Task to carry out – Search each line below for the word "title" and list those that contain it.

##### Material for this exercise #####

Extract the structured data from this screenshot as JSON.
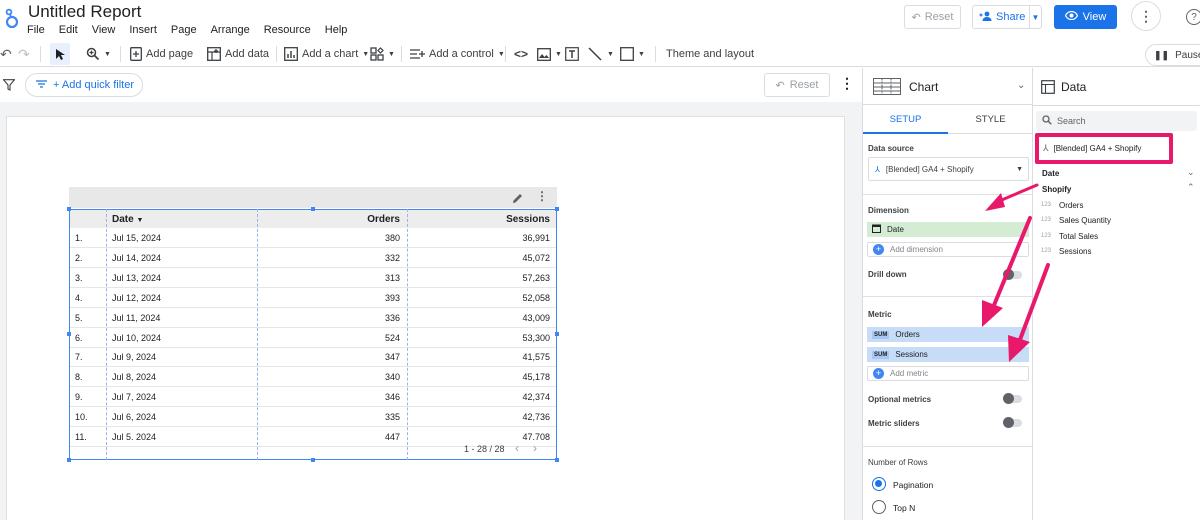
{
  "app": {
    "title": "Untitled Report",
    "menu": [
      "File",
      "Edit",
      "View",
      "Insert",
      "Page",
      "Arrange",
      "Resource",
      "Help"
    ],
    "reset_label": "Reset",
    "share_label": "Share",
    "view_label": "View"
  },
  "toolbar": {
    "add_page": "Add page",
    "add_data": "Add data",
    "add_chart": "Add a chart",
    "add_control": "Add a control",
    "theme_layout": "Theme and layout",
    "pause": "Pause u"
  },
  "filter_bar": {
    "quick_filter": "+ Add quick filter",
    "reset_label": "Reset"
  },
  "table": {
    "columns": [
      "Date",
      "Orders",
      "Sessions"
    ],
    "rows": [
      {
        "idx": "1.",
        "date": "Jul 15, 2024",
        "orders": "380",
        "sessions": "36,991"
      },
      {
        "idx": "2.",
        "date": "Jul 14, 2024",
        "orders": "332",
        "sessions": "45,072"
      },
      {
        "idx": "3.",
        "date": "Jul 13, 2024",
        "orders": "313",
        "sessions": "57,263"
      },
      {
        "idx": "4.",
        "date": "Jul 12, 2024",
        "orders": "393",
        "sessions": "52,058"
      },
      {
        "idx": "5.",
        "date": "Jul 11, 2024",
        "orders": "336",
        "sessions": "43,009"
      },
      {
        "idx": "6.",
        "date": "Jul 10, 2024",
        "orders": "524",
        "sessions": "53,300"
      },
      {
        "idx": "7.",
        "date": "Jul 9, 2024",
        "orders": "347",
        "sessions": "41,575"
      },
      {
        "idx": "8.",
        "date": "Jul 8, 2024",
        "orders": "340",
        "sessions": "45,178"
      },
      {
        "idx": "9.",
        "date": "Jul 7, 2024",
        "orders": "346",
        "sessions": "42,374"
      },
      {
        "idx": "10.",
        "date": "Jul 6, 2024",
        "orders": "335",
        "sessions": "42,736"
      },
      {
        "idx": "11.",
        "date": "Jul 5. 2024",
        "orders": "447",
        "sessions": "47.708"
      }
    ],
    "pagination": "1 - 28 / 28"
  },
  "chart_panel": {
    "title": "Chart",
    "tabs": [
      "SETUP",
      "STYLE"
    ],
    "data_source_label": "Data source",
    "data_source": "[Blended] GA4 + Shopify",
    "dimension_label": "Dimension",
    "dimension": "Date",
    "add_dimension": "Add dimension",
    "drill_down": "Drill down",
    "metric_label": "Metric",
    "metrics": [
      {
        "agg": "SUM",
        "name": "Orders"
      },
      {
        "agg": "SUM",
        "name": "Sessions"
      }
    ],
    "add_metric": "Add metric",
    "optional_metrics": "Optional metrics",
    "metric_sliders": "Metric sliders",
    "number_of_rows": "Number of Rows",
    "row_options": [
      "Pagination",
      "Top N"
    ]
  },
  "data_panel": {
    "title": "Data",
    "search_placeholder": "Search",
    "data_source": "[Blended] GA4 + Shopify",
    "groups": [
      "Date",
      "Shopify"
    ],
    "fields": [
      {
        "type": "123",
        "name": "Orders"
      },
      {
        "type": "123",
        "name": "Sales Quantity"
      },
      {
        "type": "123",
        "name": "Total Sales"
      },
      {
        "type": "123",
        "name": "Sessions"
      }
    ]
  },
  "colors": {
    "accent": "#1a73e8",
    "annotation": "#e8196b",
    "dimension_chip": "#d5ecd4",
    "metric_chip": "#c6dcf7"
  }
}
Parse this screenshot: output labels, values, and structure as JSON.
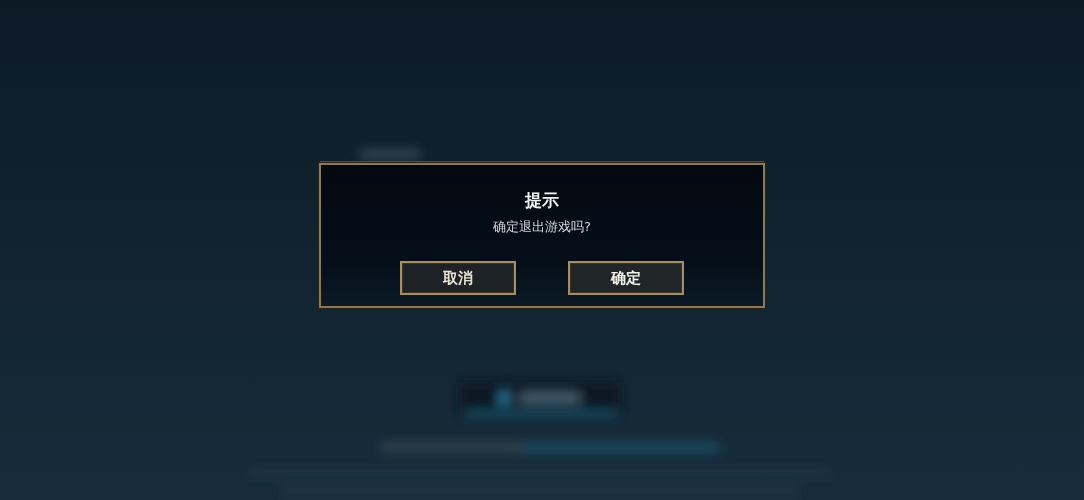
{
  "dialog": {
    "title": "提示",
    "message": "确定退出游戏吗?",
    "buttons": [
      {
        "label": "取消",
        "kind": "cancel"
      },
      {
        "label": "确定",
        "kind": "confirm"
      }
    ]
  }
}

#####
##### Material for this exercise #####

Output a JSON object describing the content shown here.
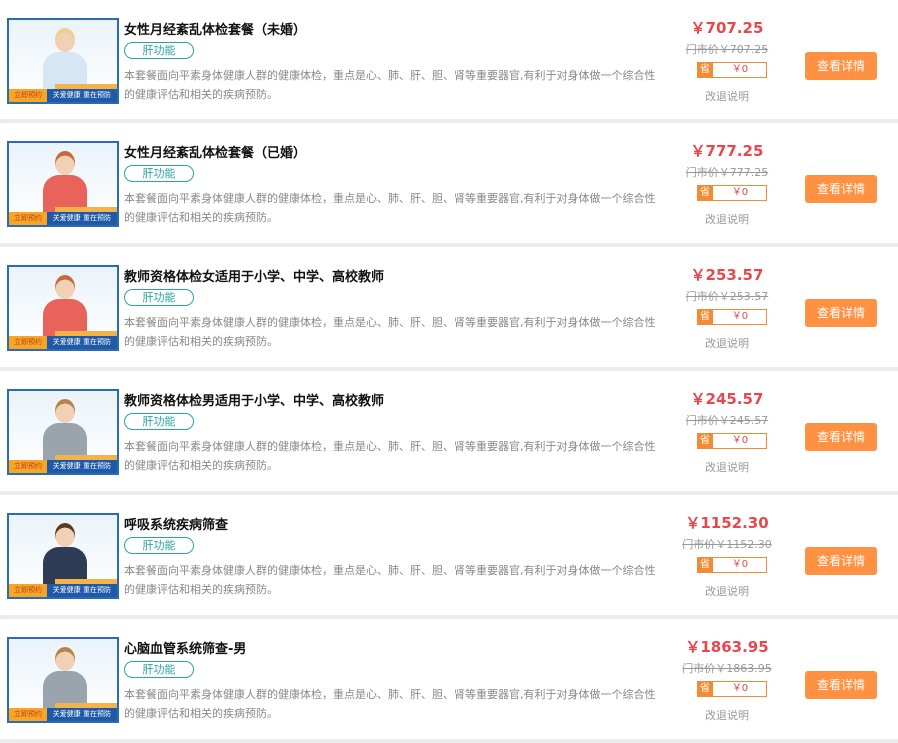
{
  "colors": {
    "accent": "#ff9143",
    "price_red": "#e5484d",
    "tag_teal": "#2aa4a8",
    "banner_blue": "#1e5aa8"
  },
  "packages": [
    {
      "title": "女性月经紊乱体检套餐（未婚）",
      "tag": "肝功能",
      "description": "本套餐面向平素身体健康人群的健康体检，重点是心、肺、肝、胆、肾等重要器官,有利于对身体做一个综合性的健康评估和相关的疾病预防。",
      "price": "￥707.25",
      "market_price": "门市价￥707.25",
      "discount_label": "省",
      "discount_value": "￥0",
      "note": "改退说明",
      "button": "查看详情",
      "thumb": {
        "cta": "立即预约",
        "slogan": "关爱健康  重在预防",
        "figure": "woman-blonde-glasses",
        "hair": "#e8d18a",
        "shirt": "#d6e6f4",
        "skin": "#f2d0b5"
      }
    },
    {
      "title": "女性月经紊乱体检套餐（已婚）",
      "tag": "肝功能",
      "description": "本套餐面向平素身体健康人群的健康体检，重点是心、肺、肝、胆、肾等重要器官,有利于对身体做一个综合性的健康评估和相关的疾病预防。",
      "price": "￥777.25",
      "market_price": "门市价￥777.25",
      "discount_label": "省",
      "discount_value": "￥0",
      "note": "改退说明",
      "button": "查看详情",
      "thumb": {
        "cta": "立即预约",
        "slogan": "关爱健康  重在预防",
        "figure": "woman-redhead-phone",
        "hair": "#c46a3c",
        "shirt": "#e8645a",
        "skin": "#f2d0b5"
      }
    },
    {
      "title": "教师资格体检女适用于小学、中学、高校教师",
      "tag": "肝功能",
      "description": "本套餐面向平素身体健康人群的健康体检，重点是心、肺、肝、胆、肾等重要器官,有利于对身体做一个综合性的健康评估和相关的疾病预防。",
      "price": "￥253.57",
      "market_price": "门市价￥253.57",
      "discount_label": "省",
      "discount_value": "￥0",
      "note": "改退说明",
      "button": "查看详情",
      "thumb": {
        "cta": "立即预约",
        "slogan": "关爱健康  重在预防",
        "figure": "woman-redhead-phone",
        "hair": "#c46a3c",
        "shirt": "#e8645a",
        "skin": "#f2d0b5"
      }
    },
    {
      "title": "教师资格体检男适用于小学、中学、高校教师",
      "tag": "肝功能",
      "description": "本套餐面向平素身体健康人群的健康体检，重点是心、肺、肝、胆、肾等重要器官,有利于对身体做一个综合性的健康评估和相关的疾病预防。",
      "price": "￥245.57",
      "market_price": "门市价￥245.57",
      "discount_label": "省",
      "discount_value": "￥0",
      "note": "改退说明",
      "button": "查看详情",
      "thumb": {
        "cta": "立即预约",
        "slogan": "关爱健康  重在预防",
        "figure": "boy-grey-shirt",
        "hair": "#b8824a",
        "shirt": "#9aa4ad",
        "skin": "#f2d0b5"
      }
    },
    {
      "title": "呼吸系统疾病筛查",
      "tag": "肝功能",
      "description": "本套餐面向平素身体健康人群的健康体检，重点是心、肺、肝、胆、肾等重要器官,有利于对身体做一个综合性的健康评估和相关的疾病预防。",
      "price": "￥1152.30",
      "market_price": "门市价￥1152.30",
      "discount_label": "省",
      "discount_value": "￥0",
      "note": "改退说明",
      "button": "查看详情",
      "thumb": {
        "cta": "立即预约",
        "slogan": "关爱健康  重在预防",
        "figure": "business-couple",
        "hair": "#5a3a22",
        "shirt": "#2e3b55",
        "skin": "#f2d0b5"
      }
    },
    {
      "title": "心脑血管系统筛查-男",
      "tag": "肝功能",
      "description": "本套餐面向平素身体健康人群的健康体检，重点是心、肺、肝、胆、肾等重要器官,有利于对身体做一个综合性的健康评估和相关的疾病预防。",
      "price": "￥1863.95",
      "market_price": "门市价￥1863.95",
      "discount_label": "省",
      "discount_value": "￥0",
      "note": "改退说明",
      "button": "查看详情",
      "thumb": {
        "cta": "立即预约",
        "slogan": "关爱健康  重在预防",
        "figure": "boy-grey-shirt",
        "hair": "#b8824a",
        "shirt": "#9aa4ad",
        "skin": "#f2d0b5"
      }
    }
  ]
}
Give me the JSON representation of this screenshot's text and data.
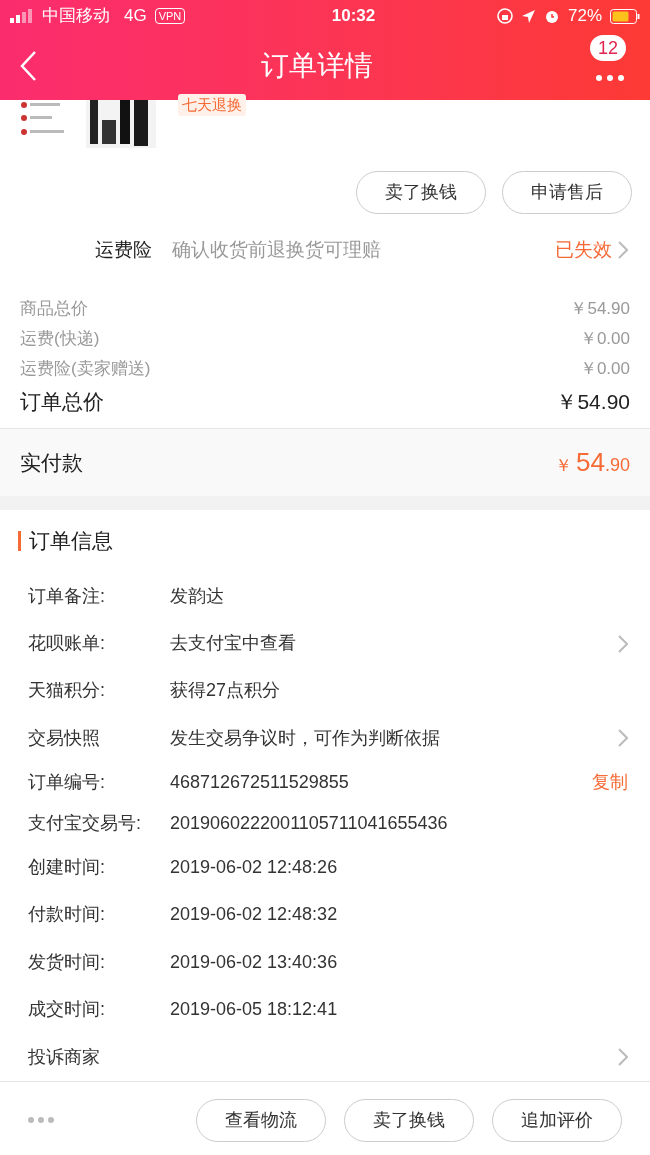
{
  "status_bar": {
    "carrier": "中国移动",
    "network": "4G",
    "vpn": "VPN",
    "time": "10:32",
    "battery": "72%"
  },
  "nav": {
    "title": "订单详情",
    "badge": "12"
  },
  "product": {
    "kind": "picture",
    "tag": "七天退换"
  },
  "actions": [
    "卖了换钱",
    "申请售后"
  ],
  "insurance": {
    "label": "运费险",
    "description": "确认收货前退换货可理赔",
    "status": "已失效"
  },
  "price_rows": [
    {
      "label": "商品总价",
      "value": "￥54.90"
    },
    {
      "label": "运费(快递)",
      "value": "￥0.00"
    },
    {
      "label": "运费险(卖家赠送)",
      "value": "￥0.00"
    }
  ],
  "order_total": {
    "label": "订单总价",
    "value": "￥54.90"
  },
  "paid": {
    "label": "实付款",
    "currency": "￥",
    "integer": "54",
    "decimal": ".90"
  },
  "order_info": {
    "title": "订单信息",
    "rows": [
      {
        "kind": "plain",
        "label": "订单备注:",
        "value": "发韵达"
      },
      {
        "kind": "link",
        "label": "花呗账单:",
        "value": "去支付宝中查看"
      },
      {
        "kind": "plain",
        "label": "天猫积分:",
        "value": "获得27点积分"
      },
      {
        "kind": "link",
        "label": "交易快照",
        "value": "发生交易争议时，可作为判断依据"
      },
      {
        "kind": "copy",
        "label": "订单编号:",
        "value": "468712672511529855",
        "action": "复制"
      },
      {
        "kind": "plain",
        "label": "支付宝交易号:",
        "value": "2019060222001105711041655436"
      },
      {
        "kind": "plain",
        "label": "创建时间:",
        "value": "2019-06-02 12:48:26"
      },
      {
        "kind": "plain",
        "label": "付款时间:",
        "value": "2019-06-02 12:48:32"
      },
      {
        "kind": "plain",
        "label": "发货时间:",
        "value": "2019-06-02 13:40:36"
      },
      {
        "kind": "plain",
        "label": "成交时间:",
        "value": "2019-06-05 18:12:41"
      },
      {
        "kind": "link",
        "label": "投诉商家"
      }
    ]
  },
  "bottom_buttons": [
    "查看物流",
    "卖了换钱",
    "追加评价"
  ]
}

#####

Answer to this exercise –
    "title": "Untitled Report",
    "title": "Chart",
    "title": "Data",
    "title": "提示",
      "title": "女性月经紊乱体检套餐（未婚）",
      "title": "女性月经紊乱体检套餐（已婚）",
      "title": "教师资格体检女适用于小学、中学、高校教师",
      "title": "教师资格体检男适用于小学、中学、高校教师",
      "title": "呼吸系统疾病筛查",
      "title": "心脑血管系统筛查-男",
    "title": "订单详情",
    "title": "订单信息",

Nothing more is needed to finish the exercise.